* **Aim of the exercise**:
Send back every record word for word, with nothing missing.
=-=-=
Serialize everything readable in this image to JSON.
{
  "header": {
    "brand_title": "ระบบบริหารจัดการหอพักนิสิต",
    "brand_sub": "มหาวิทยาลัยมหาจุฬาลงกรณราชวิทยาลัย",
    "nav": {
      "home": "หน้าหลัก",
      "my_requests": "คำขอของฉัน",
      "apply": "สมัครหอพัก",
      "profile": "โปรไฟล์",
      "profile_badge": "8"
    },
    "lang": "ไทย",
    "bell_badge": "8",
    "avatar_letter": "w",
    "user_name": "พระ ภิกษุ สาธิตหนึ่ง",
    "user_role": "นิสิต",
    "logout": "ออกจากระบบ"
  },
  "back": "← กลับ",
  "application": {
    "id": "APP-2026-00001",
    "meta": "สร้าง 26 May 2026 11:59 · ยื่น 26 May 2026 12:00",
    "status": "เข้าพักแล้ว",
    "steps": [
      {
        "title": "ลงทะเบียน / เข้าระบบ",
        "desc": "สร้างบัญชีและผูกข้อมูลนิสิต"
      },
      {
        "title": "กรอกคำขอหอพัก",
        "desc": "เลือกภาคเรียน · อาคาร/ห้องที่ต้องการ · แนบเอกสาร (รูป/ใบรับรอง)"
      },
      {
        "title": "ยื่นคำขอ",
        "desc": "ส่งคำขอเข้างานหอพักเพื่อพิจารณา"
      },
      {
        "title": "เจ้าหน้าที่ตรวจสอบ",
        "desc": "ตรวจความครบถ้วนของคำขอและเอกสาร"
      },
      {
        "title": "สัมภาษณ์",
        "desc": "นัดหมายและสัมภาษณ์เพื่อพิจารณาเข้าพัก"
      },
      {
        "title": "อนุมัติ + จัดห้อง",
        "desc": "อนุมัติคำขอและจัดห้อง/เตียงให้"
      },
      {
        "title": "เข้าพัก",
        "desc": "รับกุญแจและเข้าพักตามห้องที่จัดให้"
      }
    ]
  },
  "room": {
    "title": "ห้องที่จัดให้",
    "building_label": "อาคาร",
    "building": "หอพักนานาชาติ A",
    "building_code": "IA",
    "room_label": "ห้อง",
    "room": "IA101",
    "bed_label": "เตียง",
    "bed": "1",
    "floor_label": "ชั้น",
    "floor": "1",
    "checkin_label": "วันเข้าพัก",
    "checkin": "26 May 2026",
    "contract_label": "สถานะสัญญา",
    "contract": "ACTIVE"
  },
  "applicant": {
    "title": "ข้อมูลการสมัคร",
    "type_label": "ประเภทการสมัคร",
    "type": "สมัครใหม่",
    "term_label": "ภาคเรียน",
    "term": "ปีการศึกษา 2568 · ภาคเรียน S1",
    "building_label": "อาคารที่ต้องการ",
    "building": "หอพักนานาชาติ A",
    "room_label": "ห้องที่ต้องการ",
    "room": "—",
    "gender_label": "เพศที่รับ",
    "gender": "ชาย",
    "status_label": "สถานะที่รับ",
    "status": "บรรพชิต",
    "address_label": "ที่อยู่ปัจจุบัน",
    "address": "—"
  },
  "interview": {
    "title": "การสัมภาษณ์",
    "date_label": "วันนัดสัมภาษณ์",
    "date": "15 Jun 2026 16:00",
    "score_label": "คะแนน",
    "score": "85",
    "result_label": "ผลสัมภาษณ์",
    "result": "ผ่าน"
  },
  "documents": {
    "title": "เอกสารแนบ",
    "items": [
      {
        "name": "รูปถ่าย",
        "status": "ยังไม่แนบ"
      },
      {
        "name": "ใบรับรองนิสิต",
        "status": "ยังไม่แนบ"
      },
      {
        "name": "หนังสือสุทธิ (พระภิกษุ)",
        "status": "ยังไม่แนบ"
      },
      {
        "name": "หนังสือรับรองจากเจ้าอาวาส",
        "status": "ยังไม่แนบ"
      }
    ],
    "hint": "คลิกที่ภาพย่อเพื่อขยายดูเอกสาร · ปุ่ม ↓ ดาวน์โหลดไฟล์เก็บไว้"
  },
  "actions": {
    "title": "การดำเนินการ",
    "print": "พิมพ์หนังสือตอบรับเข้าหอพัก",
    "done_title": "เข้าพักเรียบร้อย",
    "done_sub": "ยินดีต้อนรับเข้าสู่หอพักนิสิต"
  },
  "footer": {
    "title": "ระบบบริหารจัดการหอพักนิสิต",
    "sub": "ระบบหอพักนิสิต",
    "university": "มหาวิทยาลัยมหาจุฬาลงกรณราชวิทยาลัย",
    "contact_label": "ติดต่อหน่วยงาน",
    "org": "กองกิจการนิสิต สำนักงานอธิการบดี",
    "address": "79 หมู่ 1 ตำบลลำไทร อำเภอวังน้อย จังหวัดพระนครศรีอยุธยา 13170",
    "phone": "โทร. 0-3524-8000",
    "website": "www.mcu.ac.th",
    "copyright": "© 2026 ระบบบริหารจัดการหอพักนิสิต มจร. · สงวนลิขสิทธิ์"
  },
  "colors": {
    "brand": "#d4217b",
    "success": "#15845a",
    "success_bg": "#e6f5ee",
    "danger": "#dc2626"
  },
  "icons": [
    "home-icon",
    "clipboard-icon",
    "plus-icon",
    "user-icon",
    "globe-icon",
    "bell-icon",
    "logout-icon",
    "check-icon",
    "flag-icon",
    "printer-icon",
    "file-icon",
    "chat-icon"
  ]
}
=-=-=
* **Completed exercise**:
Serialize everything readable in this image to JSON.
{
  "header": {
    "brand_title": "ระบบบริหารจัดการหอพักนิสิต",
    "brand_sub": "มหาวิทยาลัยมหาจุฬาลงกรณราชวิทยาลัย",
    "nav": {
      "home": "หน้าหลัก",
      "my_requests": "คำขอของฉัน",
      "apply": "สมัครหอพัก",
      "profile": "โปรไฟล์",
      "profile_badge": "8"
    },
    "lang": "ไทย",
    "bell_badge": "8",
    "avatar_letter": "w",
    "user_name": "พระ ภิกษุ สาธิตหนึ่ง",
    "user_role": "นิสิต",
    "logout": "ออกจากระบบ"
  },
  "back": "← กลับ",
  "application": {
    "id": "APP-2026-00001",
    "meta": "สร้าง 26 May 2026 11:59 · ยื่น 26 May 2026 12:00",
    "status": "เข้าพักแล้ว",
    "steps": [
      {
        "title": "ลงทะเบียน / เข้าระบบ",
        "desc": "สร้างบัญชีและผูกข้อมูลนิสิต"
      },
      {
        "title": "กรอกคำขอหอพัก",
        "desc": "เลือกภาคเรียน · อาคาร/ห้องที่ต้องการ · แนบเอกสาร (รูป/ใบรับรอง)"
      },
      {
        "title": "ยื่นคำขอ",
        "desc": "ส่งคำขอเข้างานหอพักเพื่อพิจารณา"
      },
      {
        "title": "เจ้าหน้าที่ตรวจสอบ",
        "desc": "ตรวจความครบถ้วนของคำขอและเอกสาร"
      },
      {
        "title": "สัมภาษณ์",
        "desc": "นัดหมายและสัมภาษณ์เพื่อพิจารณาเข้าพัก"
      },
      {
        "title": "อนุมัติ + จัดห้อง",
        "desc": "อนุมัติคำขอและจัดห้อง/เตียงให้"
      },
      {
        "title": "เข้าพัก",
        "desc": "รับกุญแจและเข้าพักตามห้องที่จัดให้"
      }
    ]
  },
  "room": {
    "title": "ห้องที่จัดให้",
    "building_label": "อาคาร",
    "building": "หอพักนานาชาติ A",
    "building_code": "IA",
    "room_label": "ห้อง",
    "room": "IA101",
    "bed_label": "เตียง",
    "bed": "1",
    "floor_label": "ชั้น",
    "floor": "1",
    "checkin_label": "วันเข้าพัก",
    "checkin": "26 May 2026",
    "contract_label": "สถานะสัญญา",
    "contract": "ACTIVE"
  },
  "applicant": {
    "title": "ข้อมูลการสมัคร",
    "type_label": "ประเภทการสมัคร",
    "type": "สมัครใหม่",
    "term_label": "ภาคเรียน",
    "term": "ปีการศึกษา 2568 · ภาคเรียน S1",
    "building_label": "อาคารที่ต้องการ",
    "building": "หอพักนานาชาติ A",
    "room_label": "ห้องที่ต้องการ",
    "room": "—",
    "gender_label": "เพศที่รับ",
    "gender": "ชาย",
    "status_label": "สถานะที่รับ",
    "status": "บรรพชิต",
    "address_label": "ที่อยู่ปัจจุบัน",
    "address": "—"
  },
  "interview": {
    "title": "การสัมภาษณ์",
    "date_label": "วันนัดสัมภาษณ์",
    "date": "15 Jun 2026 16:00",
    "score_label": "คะแนน",
    "score": "85",
    "result_label": "ผลสัมภาษณ์",
    "result": "ผ่าน"
  },
  "documents": {
    "title": "เอกสารแนบ",
    "items": [
      {
        "name": "รูปถ่าย",
        "status": "ยังไม่แนบ"
      },
      {
        "name": "ใบรับรองนิสิต",
        "status": "ยังไม่แนบ"
      },
      {
        "name": "หนังสือสุทธิ (พระภิกษุ)",
        "status": "ยังไม่แนบ"
      },
      {
        "name": "หนังสือรับรองจากเจ้าอาวาส",
        "status": "ยังไม่แนบ"
      }
    ],
    "hint": "คลิกที่ภาพย่อเพื่อขยายดูเอกสาร · ปุ่ม ↓ ดาวน์โหลดไฟล์เก็บไว้"
  },
  "actions": {
    "title": "การดำเนินการ",
    "print": "พิมพ์หนังสือตอบรับเข้าหอพัก",
    "done_title": "เข้าพักเรียบร้อย",
    "done_sub": "ยินดีต้อนรับเข้าสู่หอพักนิสิต"
  },
  "footer": {
    "title": "ระบบบริหารจัดการหอพักนิสิต",
    "sub": "ระบบหอพักนิสิต",
    "university": "มหาวิทยาลัยมหาจุฬาลงกรณราชวิทยาลัย",
    "contact_label": "ติดต่อหน่วยงาน",
    "org": "กองกิจการนิสิต สำนักงานอธิการบดี",
    "address": "79 หมู่ 1 ตำบลลำไทร อำเภอวังน้อย จังหวัดพระนครศรีอยุธยา 13170",
    "phone": "โทร. 0-3524-8000",
    "website": "www.mcu.ac.th",
    "copyright": "© 2026 ระบบบริหารจัดการหอพักนิสิต มจร. · สงวนลิขสิทธิ์"
  },
  "colors": {
    "brand": "#d4217b",
    "success": "#15845a",
    "success_bg": "#e6f5ee",
    "danger": "#dc2626"
  },
  "icons": [
    "home-icon",
    "clipboard-icon",
    "plus-icon",
    "user-icon",
    "globe-icon",
    "bell-icon",
    "logout-icon",
    "check-icon",
    "flag-icon",
    "printer-icon",
    "file-icon",
    "chat-icon"
  ]
}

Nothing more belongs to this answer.